NATO to deliberate 21st century fighting machine
NATO foreign and defence ministers huddle Thursday to shape the alliance's strategy for the next decade but Germany and France are at odds over the vision for missile defence and nuclear weapons.
The ministers will hold a rare joint meeting at NATO headquarters in Brussels to discuss a draft of the alliance's new "strategic concept" at a time it is fighting in Afghanistan and facing budget cuts among its members.
The mission statement is to be endorsed by NATO leaders at a summit in Lisbon on November 19-20 and replace an 11-year-old document written in another era -- two years before Al-Qaeda struck New York and Washington in 2001.
"My firm intent is that the Lisbon summit will put in place an alliance that is more modern, more efficient and better able to work with our partners around the globe," said NATO Secretary General Anders Fogh Rasmussen.
"The new strategic concept must reconfirm NATO's core task -- territorial defence -- but modernise how we do it, including cyber defence and missile defence," Rasmussen told a news conference on Monday.

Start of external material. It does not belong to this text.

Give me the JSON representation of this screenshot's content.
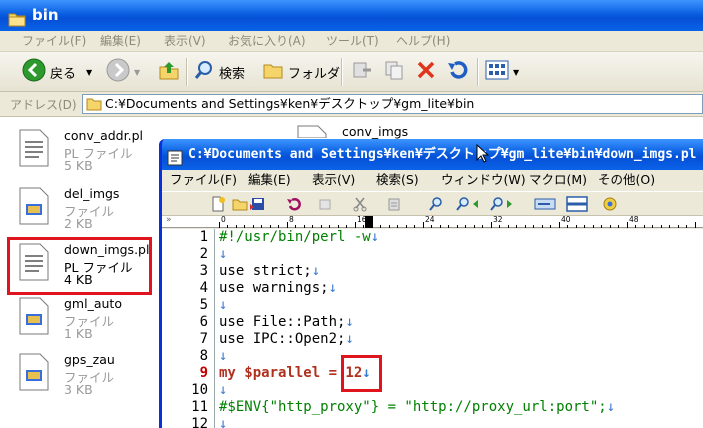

The blueprint, drafted by Rasmussen, is around 10 pages long, according to diplomats. It has not been made public but it is expected to touch on 21st century threats, from cyber assaults to missile attacks and global terrorism.

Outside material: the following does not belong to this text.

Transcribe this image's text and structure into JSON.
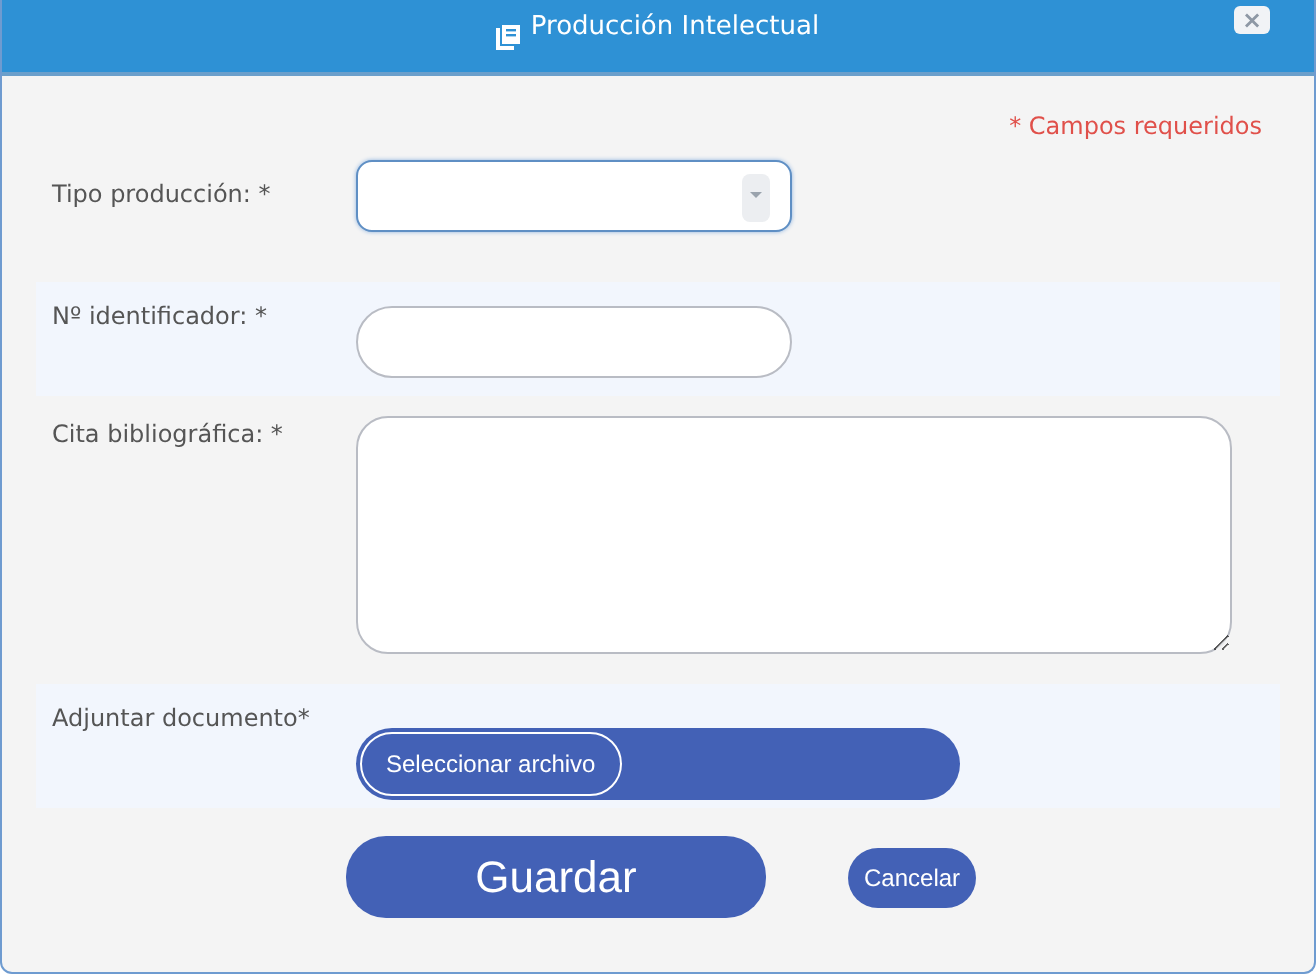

"It is a short, concrete, balanced and a readable document," a senior US official said.
Cyber and missile defences are "critical capabilities" for NATO to develop, the official said.
The threat posed by computer attacks came into full light in 2007 when a cyber strike against Estonia, a NATO member, cost the Baltic state between 19 and 28 million euros.

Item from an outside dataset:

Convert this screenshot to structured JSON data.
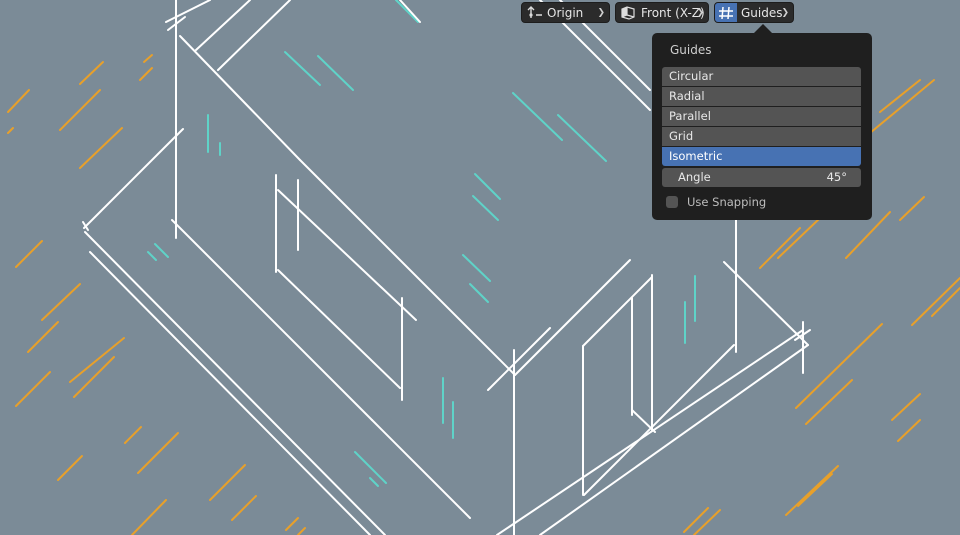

Building a missile shield is a top priority amid concerns about the intentions of Iran and North Korea.
"We would like NATO to take a decision on missile defence first," the US official said.
France and Germany have differed on atomic weapons, however, as German Foreign Minister Guido Westerwelle wants the anti-missile system to substitute nuclear deterrence while Paris sees them as complementary, diplomats say.
"The Germans wanted the strategic concept to say that NATO commit to nuclear disarmament," a diplomat said on condition of anonymity.
Rasmussen will meet with French President Nicolas Sarzkozy in Paris on Friday to ease the concerns of the nuclear-armed nation, diplomats said.
The NATO chief insisted on Monday that "missile defence is not a substitute for nuclear deterrence" and would instead complement each other.
Last week, he said the strategic concept would enshrine US President Barack Obama's goal of a nuclear-free world but at the same time insist on the need to keep nuclear deterrence while other nations keep such bombs.
Despite some disagreements, the senior US official said the final version of the strategic concept "will not diverge that much from the draft."
Rasmussen said NATO faces a "clear threat" from missiles as more than 30 countries possess or are acquiring ballistic missiles.
"Even in this time of budgetary restrictions, we can allow ourselves this kind of spending," he said, reiterating that a missile shield for Europe would cost less than 200 million euros over 10 years.
Russia has been suspicious about US plans to mount a missile shield for Europe, even though the alliance insists that the system would provide a defence against rogue states.
Rasmussen, who wants Russia to cooperate in any missile shield plan, has invited the former Cold War foe to hold a summit with NATO leaders in Lisbon, but Moscow has yet to respond.
Rasmussen also urged the alliance to "engage more actively" with partner countries around the world such as Australia, Japan and South Korea.
© 2010 AFP